# PROBLEM DESCRIPTION:
Return a copy of every line in the data below that contains "Ligues".

# PROVIDED DATA:

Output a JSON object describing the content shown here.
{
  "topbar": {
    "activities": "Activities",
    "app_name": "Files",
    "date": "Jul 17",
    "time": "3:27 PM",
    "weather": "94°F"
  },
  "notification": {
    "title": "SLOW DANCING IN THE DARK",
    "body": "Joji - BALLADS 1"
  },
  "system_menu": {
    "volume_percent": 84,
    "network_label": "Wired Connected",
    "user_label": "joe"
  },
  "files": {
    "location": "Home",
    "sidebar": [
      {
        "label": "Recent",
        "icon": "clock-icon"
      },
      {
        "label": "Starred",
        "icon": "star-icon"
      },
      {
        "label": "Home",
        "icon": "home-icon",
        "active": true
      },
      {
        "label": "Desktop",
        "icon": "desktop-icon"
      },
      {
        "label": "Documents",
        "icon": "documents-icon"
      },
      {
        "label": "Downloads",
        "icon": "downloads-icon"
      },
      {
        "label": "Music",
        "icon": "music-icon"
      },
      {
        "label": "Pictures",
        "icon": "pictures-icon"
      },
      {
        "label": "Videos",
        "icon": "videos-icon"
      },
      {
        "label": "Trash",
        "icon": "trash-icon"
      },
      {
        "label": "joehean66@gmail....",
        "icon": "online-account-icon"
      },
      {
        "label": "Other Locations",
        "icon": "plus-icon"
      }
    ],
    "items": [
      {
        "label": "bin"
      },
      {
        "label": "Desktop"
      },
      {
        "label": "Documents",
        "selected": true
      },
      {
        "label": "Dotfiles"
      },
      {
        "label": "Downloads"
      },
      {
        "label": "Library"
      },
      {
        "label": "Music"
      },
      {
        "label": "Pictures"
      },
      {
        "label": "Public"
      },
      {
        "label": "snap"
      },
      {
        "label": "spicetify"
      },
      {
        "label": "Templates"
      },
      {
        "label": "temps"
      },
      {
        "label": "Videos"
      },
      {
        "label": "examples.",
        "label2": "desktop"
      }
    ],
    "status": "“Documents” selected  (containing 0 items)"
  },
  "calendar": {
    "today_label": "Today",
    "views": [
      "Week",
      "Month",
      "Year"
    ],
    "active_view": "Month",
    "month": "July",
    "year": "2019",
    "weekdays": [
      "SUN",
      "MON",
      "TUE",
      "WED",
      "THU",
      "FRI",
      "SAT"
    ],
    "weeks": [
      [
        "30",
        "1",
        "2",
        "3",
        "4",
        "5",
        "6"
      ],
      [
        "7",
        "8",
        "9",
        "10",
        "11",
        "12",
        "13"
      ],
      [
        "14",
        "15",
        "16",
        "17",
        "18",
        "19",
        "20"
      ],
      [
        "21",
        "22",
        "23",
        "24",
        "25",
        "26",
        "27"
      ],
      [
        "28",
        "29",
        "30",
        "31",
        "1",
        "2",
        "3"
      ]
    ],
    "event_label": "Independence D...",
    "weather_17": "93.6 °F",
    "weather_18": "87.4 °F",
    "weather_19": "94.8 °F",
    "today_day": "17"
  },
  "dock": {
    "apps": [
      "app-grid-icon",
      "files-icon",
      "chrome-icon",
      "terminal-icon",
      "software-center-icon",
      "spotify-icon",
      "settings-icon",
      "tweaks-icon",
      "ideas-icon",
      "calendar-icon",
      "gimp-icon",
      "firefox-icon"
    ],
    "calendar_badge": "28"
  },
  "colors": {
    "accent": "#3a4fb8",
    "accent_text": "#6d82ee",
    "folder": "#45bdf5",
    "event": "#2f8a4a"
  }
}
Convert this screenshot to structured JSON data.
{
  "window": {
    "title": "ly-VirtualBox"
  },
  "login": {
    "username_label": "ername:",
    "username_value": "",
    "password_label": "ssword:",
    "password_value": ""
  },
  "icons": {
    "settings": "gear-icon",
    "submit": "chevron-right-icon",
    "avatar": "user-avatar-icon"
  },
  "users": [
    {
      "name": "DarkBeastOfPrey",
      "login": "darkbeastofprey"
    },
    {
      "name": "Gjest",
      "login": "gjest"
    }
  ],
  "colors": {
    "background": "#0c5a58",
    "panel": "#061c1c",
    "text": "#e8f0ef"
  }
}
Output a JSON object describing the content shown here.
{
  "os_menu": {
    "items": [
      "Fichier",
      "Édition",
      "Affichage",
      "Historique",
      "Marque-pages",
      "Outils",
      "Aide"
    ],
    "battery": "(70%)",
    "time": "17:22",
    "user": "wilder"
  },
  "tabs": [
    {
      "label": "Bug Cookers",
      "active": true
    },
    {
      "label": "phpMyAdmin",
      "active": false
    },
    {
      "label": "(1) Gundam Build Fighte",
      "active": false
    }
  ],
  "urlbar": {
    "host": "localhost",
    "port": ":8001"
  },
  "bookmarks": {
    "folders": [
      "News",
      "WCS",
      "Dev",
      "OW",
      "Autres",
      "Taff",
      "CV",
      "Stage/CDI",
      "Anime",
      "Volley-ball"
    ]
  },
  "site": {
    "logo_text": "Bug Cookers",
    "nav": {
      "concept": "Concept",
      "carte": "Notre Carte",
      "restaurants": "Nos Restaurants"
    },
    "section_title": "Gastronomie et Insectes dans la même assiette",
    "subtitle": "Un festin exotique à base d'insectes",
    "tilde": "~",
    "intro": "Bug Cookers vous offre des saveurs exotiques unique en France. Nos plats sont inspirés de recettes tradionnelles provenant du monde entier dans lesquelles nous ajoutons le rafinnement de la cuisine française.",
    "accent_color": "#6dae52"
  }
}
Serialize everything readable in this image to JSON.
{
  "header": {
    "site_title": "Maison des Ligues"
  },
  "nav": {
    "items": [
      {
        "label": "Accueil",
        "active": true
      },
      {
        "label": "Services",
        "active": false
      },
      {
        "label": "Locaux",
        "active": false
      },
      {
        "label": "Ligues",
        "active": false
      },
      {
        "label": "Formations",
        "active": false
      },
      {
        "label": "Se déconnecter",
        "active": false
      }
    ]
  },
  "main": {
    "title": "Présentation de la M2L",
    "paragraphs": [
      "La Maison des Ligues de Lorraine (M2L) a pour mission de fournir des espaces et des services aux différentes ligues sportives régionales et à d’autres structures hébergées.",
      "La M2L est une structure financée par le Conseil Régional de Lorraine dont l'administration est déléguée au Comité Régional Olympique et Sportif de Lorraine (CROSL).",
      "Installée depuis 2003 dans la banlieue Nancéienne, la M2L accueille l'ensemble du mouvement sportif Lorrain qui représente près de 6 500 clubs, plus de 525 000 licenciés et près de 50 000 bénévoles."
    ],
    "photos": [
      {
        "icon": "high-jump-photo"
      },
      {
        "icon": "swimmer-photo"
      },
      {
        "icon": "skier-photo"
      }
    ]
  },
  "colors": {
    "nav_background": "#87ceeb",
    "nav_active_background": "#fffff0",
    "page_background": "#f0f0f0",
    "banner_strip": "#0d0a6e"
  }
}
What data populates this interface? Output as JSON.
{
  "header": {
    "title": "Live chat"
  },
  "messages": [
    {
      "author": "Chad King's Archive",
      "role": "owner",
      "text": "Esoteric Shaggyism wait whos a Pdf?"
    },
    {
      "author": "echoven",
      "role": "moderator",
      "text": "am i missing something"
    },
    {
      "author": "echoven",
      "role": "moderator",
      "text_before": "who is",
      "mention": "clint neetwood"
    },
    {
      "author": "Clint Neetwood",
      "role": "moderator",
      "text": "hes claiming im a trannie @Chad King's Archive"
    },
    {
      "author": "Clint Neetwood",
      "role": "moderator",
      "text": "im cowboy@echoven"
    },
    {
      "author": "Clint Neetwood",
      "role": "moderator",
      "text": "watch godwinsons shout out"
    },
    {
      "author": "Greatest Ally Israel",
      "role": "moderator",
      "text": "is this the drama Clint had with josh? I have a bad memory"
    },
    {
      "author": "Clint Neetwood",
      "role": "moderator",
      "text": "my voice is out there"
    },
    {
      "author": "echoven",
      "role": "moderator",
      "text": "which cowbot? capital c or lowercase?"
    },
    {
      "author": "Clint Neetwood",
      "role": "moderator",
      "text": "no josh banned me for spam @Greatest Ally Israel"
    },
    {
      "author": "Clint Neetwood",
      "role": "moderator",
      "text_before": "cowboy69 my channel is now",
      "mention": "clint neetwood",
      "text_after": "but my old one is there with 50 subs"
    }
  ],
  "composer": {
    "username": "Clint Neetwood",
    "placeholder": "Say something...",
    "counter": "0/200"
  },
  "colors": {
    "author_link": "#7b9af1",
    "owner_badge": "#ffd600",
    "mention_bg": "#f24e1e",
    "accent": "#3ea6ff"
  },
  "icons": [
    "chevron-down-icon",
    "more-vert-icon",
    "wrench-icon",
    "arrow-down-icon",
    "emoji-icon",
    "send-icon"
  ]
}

# RESPONSE BELOW:
    "site_title": "Maison des Ligues"
        "label": "Ligues",
      "La Maison des Ligues de Lorraine (M2L) a pour mission de fournir des espaces et des services aux différentes ligues sportives régionales et à d’autres structures hébergées.",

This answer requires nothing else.